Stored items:
+ + + + + + +
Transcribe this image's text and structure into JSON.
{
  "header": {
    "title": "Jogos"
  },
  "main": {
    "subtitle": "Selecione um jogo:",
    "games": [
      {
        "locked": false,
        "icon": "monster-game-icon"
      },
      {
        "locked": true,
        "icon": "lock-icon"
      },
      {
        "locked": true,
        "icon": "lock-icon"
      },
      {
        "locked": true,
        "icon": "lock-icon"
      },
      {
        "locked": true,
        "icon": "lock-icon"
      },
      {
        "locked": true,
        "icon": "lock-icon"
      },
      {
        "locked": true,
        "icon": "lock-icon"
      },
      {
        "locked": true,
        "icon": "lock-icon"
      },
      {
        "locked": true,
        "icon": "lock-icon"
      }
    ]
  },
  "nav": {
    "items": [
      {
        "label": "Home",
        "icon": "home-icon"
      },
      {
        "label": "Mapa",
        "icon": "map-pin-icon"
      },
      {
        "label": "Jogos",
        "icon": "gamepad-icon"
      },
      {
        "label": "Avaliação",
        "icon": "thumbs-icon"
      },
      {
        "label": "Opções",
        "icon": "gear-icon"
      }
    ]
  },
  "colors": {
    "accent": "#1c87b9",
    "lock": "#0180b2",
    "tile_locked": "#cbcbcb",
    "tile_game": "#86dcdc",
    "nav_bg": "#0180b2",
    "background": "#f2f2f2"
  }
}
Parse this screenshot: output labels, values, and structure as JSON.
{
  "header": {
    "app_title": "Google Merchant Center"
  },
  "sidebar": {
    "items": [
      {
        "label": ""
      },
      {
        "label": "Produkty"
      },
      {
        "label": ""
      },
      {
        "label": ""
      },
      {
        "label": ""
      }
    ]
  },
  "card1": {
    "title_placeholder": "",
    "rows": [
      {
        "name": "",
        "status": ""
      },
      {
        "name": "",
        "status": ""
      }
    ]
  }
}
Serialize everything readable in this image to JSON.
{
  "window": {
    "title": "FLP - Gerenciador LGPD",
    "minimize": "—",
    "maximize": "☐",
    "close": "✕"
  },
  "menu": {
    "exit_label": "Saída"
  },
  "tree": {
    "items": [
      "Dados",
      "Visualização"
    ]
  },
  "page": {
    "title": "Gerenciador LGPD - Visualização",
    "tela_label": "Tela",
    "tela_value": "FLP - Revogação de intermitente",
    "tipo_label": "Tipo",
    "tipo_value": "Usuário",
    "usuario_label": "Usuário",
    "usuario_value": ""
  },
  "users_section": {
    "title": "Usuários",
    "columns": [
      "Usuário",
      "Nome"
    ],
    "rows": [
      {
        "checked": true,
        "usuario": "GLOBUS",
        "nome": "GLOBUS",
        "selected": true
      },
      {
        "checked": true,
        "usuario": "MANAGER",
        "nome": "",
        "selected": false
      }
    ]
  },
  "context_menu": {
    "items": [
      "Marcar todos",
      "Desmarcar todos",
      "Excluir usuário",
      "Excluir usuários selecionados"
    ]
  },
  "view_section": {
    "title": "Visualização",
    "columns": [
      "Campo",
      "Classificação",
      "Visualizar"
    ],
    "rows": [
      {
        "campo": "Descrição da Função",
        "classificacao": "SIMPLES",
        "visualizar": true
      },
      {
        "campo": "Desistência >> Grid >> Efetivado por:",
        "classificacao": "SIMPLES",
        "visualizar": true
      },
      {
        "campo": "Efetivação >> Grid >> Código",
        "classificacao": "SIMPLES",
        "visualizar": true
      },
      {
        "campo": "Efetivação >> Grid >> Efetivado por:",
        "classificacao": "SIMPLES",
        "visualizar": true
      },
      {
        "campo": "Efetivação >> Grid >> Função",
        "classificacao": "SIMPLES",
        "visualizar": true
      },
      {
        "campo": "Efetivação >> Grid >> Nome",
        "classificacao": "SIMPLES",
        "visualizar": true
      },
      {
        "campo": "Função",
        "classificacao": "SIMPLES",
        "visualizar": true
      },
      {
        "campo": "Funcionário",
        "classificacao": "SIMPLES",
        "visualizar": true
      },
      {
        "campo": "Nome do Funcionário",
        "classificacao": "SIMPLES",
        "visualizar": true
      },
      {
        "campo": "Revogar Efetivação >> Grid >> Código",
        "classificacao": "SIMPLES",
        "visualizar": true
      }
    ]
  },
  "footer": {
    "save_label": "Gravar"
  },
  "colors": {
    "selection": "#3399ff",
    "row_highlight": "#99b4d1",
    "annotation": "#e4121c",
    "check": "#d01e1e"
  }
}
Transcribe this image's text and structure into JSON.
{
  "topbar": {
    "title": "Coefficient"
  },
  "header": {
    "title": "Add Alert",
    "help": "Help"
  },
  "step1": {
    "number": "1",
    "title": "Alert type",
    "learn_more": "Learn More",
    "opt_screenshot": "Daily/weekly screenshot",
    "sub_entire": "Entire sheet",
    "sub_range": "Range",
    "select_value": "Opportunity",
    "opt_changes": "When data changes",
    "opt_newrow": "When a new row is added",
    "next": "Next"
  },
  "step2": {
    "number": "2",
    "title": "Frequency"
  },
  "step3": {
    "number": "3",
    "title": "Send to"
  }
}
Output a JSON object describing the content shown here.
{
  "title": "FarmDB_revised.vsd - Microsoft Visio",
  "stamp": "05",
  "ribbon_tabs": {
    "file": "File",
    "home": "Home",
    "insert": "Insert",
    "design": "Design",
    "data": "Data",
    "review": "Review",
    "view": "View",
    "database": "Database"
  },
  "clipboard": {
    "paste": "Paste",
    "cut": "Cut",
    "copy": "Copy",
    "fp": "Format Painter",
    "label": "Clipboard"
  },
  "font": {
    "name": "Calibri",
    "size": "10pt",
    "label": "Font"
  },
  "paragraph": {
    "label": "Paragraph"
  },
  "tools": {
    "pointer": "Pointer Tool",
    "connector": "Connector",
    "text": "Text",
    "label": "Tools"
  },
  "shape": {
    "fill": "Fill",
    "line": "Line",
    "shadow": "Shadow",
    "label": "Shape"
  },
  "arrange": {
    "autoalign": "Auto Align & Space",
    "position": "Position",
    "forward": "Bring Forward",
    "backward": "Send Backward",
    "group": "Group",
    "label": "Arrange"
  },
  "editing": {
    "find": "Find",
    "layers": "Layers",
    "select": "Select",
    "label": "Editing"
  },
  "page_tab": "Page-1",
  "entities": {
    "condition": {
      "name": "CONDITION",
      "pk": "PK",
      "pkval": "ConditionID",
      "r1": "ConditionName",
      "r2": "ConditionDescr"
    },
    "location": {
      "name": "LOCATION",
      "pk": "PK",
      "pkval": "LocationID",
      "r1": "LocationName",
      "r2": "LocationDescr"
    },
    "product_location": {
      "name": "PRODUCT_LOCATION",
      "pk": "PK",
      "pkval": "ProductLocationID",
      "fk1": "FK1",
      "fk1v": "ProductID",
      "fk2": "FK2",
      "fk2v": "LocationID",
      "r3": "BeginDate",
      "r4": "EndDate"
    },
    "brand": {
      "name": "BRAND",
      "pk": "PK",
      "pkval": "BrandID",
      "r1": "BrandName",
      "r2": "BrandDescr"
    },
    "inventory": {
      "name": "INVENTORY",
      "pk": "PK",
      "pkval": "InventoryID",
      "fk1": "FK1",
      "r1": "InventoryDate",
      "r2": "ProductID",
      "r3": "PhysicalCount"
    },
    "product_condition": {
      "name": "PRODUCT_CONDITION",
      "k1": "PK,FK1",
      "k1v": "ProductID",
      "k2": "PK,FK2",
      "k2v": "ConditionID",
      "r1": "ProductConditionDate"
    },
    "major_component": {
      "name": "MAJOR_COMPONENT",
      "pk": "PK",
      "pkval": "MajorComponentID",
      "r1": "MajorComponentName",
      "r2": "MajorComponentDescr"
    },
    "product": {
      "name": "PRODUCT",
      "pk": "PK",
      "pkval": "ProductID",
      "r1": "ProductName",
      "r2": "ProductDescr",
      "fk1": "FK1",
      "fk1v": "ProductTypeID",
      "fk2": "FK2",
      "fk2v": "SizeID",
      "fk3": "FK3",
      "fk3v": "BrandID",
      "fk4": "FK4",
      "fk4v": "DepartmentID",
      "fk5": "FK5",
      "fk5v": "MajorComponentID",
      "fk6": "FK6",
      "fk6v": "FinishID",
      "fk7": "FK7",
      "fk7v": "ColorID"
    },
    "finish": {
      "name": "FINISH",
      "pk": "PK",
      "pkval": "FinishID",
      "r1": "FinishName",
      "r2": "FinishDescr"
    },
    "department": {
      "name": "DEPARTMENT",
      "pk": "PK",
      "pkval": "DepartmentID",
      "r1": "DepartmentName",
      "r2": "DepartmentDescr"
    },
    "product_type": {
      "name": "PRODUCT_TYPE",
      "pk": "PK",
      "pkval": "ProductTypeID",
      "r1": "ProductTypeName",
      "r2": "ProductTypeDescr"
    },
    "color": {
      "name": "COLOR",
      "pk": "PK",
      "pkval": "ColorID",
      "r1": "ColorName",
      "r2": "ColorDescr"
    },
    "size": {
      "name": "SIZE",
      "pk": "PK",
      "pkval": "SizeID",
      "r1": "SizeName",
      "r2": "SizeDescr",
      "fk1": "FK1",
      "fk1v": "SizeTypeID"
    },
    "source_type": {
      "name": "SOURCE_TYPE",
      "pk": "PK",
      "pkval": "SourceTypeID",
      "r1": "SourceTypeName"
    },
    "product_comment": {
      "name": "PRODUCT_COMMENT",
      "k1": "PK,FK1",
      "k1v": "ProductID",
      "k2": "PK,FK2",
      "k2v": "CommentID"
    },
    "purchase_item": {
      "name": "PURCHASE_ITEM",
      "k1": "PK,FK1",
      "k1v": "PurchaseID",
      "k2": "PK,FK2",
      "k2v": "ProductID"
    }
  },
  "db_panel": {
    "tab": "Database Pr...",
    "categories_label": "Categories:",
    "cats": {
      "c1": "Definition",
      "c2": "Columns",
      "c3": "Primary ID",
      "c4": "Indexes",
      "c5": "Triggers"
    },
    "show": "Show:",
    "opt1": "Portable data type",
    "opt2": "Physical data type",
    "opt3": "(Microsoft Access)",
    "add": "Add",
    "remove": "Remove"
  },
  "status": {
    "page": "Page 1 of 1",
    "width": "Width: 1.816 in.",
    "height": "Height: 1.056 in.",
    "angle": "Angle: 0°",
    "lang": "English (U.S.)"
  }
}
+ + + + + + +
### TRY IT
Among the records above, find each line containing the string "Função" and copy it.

### PROBLEM SOLUTION
        "campo": "Descrição da Função",
        "campo": "Efetivação >> Grid >> Função",
        "campo": "Função",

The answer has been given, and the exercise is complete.